It's a typical Sunday morning for me and Patsy. We drive past fallow fall fields, trustworthy GPS coaxing us down the rural roadway. Just over an hour outside of Birmingham we descend a low hill, the trees part, and we see a little white frame church, a building that is type cast as everyone's idea of a church. An hour before the service only a few pickup trucks have gathered in the church's gravel lot. Spotting an aging Ford Taurus parked in the shade, I comment knowledgeably, "At least the pastor is here."
"Though this county has lost a third of its population, it now has the third highest influx of Spanish speaking people. That building was built after the fire - in the Forties - they still call it ‘the new church,'" I say, showing off my reading. It is my custom to ask for a summary of the demographic context and the congregational history when I make a Sunday visit. While my sermon preparation is helped by knowledge of the congregation's past, the truth is that most of our congregations have more history behind them than future before them.
The majority of our congregations, like the one where I'm the visiting preacher today, are located where they were planted a century ago. In every case, the community that gave them birth has relocated. Though the people around the congregation have changed, the congregation has remained fixed on the same land where it was established and, in many cases, fixed in the same rhythms of congregational life that worked for them decades ago, but no longer work today.
That's one of the things people love about a church - it doesn't move. It blooms where planted and, long after it has ceased to be fruitful, stays planted. We build our churches to look at least two hundred years older than they actually are. Inside, we bolt down the pews and make the furniture heavy and substantial. That the world around the church is chaotic and instable is a further justification for the church to be fixed and final.
One of my younger churches worships in the "contemporary worship" idiom. The pastor complained to me of boredom: "We are singing the same songs, using the same pattern of worship that we've been stuck with for the past twenty years. Worst of all, we call it ‘contemporary'!"
"Why not change?" I asked naively.
"This is a highly mobile suburban neighborhood," he explained. "Only a couple of my members have been here longer than I. The last thing my people want is for church to force even more change. Contemporary has become our hallowed, immutable tradition."
In a time when many feel overwhelmed by change - the government's economic attack on the middle class, high unemployment among our young adults, shifting political alliances, soaring debt to pay for the biggest military in the world, the demise of once sound institutions, changing social mores, the information explosion - the church is tapped to play the role of island of stability amid a sea of change.
What is incomprehensible is that we call this stability-protecting, past-perpetuating institution "the Body of Christ." All the gospels present Jesus as a ceaseless peripatetic. Never once did he say, "Settle down with me." No, with vagabond Jesus it was always, "Follow me!"
Consider the first days of Christ's resurrected life.
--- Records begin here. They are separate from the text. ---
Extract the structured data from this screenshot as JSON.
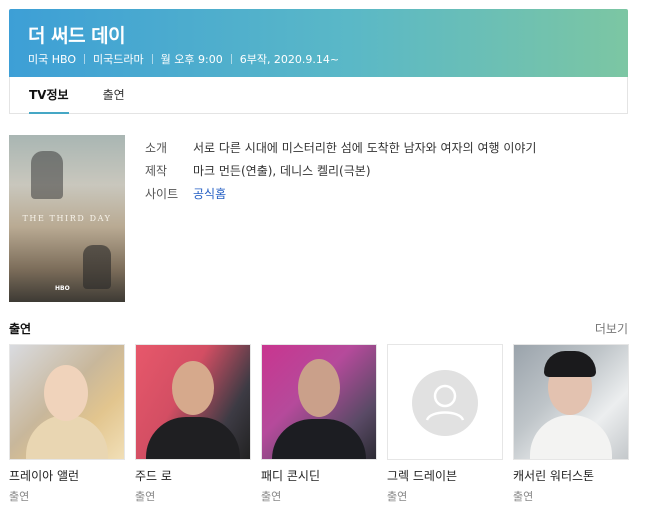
{
  "header": {
    "title": "더 써드 데이",
    "meta": [
      "미국 HBO",
      "미국드라마",
      "월 오후 9:00",
      "6부작, 2020.9.14~"
    ]
  },
  "tabs": [
    {
      "label": "TV정보",
      "active": true
    },
    {
      "label": "출연",
      "active": false
    }
  ],
  "poster": {
    "title_text": "THE THIRD DAY",
    "logo_text": "HBO"
  },
  "info": {
    "synopsis_label": "소개",
    "synopsis": "서로 다른 시대에 미스터리한 섬에 도착한 남자와 여자의 여행 이야기",
    "production_label": "제작",
    "production": "마크 먼든(연출), 데니스 켈리(극본)",
    "site_label": "사이트",
    "site_link": "공식홈"
  },
  "cast_section": {
    "title": "출연",
    "more_label": "더보기",
    "members": [
      {
        "name": "프레이아 앨런",
        "role": "출연"
      },
      {
        "name": "주드 로",
        "role": "출연"
      },
      {
        "name": "패디 콘시딘",
        "role": "출연"
      },
      {
        "name": "그렉 드레이븐",
        "role": "출연"
      },
      {
        "name": "캐서린 워터스톤",
        "role": "출연"
      }
    ]
  },
  "colors": {
    "accent": "#45a7c5",
    "link": "#245fc4",
    "header_start": "#3d9fd6",
    "header_end": "#7cc6a3"
  }
}
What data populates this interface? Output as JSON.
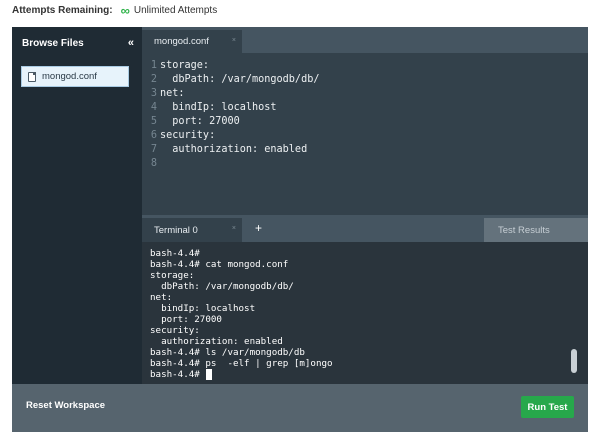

Not content just to be raised from the dead, the risen Christ is in motion, returning to the rag-tag group of Galilean losers who had failed him. (Matthew 28:16-20)
And what does Jesus say? "You have had a rough time. Settle down in Galilee among these good country folk with whom you are most comfortable. Buy real estate, build a church, get a good mortgage, and enjoy being a spiritual club"? No. The risen Christ commands, "Get out of here! Make me disciples, baptizing and teaching everything I've commanded! And don't limit yourselves to Judea. Go to everybody. I'll stick with you until the end of time -- just to be sure you obey me."
How like the rover Jesus to disallow his people rest. Refusing to permit them to hunker down with their own kind, he sent those who had so disappointed him forth on the most perilous of missions. They were, in Jesus' name, to take back the world that belonged to God. There is no way to be with Jesus, to love Jesus, without obeying Jesus, venturing with Jesus. "Go! Make disciples!"
The theme of this year's Annual Conference is "Healthy Congregations." We are going to reflect on our Conference priority of building healthy churches. One way to tell if a person is in good health is if that person is out and about, if that person is able to be a person in motion.
One way to tell if a congregation is healthy is that it is on the move, trying to keep up with the machinations of the risen Christ. Thanks be to God the majority of our churches, thought they may have been planted where they are a century ago, show a wonderful willingness to be in motion with the risen Christ.
--Bishop William H. Willimon
[Taken with permission from the Bishop's Blog, North Alabama Conference of the United Methodist Church. Originally posted 5/30/11].